  25. What we did › We tested 100 OAuth implementations 80 API providers, 20 OIDC providers 75 sites from Top 10000 All publicly available (so they should be secure) › We drew statistics over the sites and over the individual countermeasures/threats
  26. Results – Failure Rates Overall: 33% FR Must: 20% FR Should: 56% FR May: 81% FR
  27. Results – Partially Mitigated Threats
  28. Results – Unmitigated Threats
  29. Confirming the Results › Four attack vectors tested • Authorization Code Injection Attack • Implicit Flow Client Impersonation Attack • PKCE Downgrade Attack • Clickjacking Attack • OAuch produced highly reliable results • 1.45% false positive rate, 1.48% false negative rate
  30. Is it really that bad?
  31. Is it really that bad? › Yes and no. Yes, the servers do not (fully) mitigate certain threats No, the threat model assumes a powerful attacker Often complex exploitability No, OAuch assumes no client mitigations
  32. Why are OAuth implementations lacking so many counter- measures?
  33. Why are implementations non-compliant? › The provider knows about it, but… … wants to maintain backward compatibility … some countermeasures cannot be efficiently implemented … they have other development priorities … doesn’t care, because “it can be mitigated on the client side”
  34. Why are implementations non-compliant? › The provider may not know about it, because… … the original OAuth standard is outdated … they make invalid assumptions … they assume the OAuth library handles everything … OAuth looks deceptively easy to implement
  35. Concluding Thoughts

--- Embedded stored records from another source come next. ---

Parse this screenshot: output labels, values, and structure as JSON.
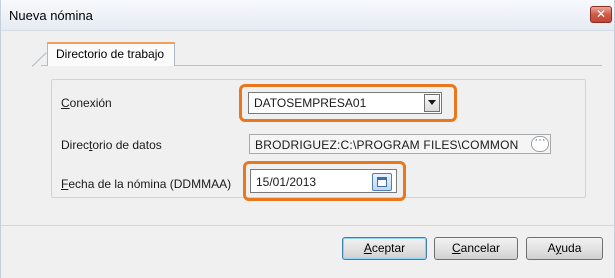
{
  "window": {
    "title": "Nueva nómina",
    "close_glyph": "✕"
  },
  "tabs": [
    {
      "label": "Directorio de trabajo",
      "active": true
    }
  ],
  "form": {
    "connection": {
      "label_first": "C",
      "label_rest": "onexión",
      "value": "DATOSEMPRESA01"
    },
    "data_directory": {
      "label_pre": "Direc",
      "label_under": "t",
      "label_post": "orio de datos",
      "value": "BRODRIGUEZ:C:\\PROGRAM FILES\\COMMON",
      "button_glyph": "···"
    },
    "payroll_date": {
      "label_first": "F",
      "label_rest": "echa de la nómina (DDMMAA)",
      "value": "15/01/2013"
    }
  },
  "buttons": {
    "accept": {
      "u": "A",
      "rest": "ceptar"
    },
    "cancel": {
      "u": "C",
      "rest": "ancelar"
    },
    "help": {
      "pre": "A",
      "u": "y",
      "post": "uda"
    }
  },
  "colors": {
    "highlight": "#e8771d",
    "tab_accent": "#f0a05a"
  },
  "icons": {
    "combo_arrow": "chevron-down-icon",
    "date_picker": "calendar-icon",
    "close": "close-icon"
  }
}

  36. › It’s hard to use these results to create generally applicable advice Everyone makes different mistakes OAuch gives tailor-made advice per site Lessons Learned
  37. › Do not assume that a library is safe. Verify that it is. › Update your packages regularly. Security protocols evolve. › Do not rely on clients making great security decisions. Enforce them. Lessons Learned
  38. Lessons Learned › Having a formal verification of the OAuth2 protocol is great … but we also need tools to verify practical implementations › A lot of sites can benefit from implementing missing countermeasures
  39. Try it! › The tool is available on Let us know if we can improve something
  40. Thank you!